Last updated on January 13th, 2019
A recent IRS ruling opens the door for millions of workers who make student loan repayments to receive matching contributions into their 401(k) account.
Totaling over $1.41 trillion nationwide, student loan debt is a real problem. Young people walk away from college with both their diploma and a crippling amount of debt.
We’re setting an entire generation up for failure.
And while I have been lucky enough to pay off my student loans, my daughter is only a few short years away from college. That scares the hell out of me.
I stress to my kids the importance of saving for their future but how is someone in their twenties or thirties supposed to establish themselves in their career, start a family, and save for retirement while they are burdened with absurd student loan payments?
And you don’t have to go to Harvard or Yale to find yourself deep in debt. These days, even an average college will cost you.
Inevitably, something has to give.
Here’s the problem:
While financial experts and personal finance bloggers alike continuously advise you to max out your 401(k), most people just simply can’t afford that.
So when faced with crippling student loans, rent, and other bills that need to be paid, 401(k) contributions are often sacrificed.
After all, retirement is a long time away and you’ll have plenty of time to catch up later.

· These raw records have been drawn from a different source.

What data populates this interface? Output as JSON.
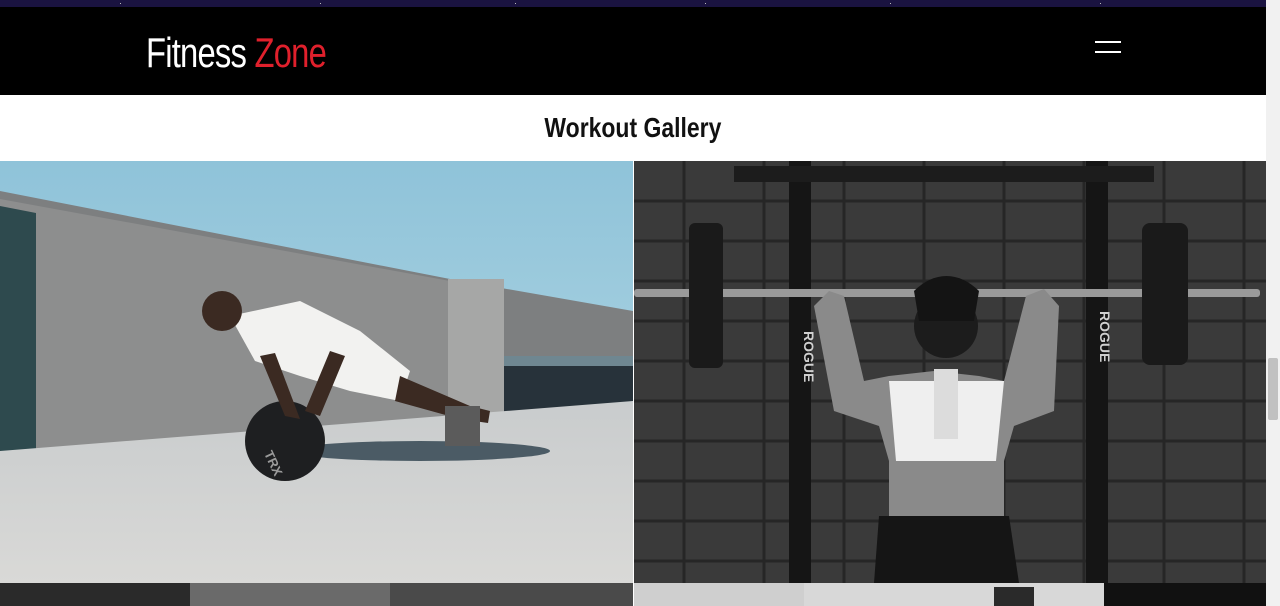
{
  "brand": {
    "word1": "Fitness",
    "word2": "Zone",
    "accent_color": "#e0202c"
  },
  "nav": {
    "menu_icon": "hamburger-menu-icon"
  },
  "gallery": {
    "title": "Workout Gallery",
    "images": [
      {
        "name": "man-pushup-medicine-ball",
        "ball_text": "TRX"
      },
      {
        "name": "woman-overhead-barbell-bw",
        "rack_text_left": "ROGUE",
        "rack_text_right": "ROGUE"
      },
      {
        "name": "gallery-image-3"
      },
      {
        "name": "gallery-image-4"
      }
    ]
  }
}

Right?
Well, the problem is that waiting until you’re in a better financial situation to start saving for retirement will significantly reduce your nest egg when you finally reach retirement.
Even worse, you can put off saving forever while you wait for the right time and then be left with nothing at all in retirement.
SLR Nonelective Contributions – A New Hope
A new ruling by the IRS might just make it possible for you to both pay down your student loans and save for retirement.
It’s still early and there are many details to be worked out, but here’s what we know so far.
The ruling technically only applies to a single employer who specifically asked the IRS for an opinion because they wanted to offer an employer match to their employees who are saddled with student loans. The IRS opinion letter states that the specific provisions suggested by this company do not violate any sections of the code.
That’s great news!
Because if one company is looking to offer this benefit and the IRS says it is okay then you expect many others to be interested and before long this will likely be written directly into the code and offered widespread.
Here’s a breakdown of how the match would work in the specific example laid out in the IRS ruling (keep in mind your company’s match could be different):
Let’s say you earn $4,000 per month. As long as you make a student loan payment equal to at least 2 percent of your pay ($80), you’d receive a student loan repayment nonelective contribution (SLR NEC) of 5 percent ($200) into your 401(k) at the end of the year.
So just like that you’d have $2,400 contributed into your 401(k) and all you had to do was continue making your student loan payments on time!
It’s important to remember that nothing is finalized yet. It’s possible there will be no government support for this idea and it will never get off the ground.
BUT, I think it will happen. Student loan debt is a huge problem and I think this is an effective way for people to pay down their debt and save for their future at the same time.
It may take some time to hammer out all the details and the final product might not look exactly like what we’ve heard so far, but personally I think it’s only a matter of time.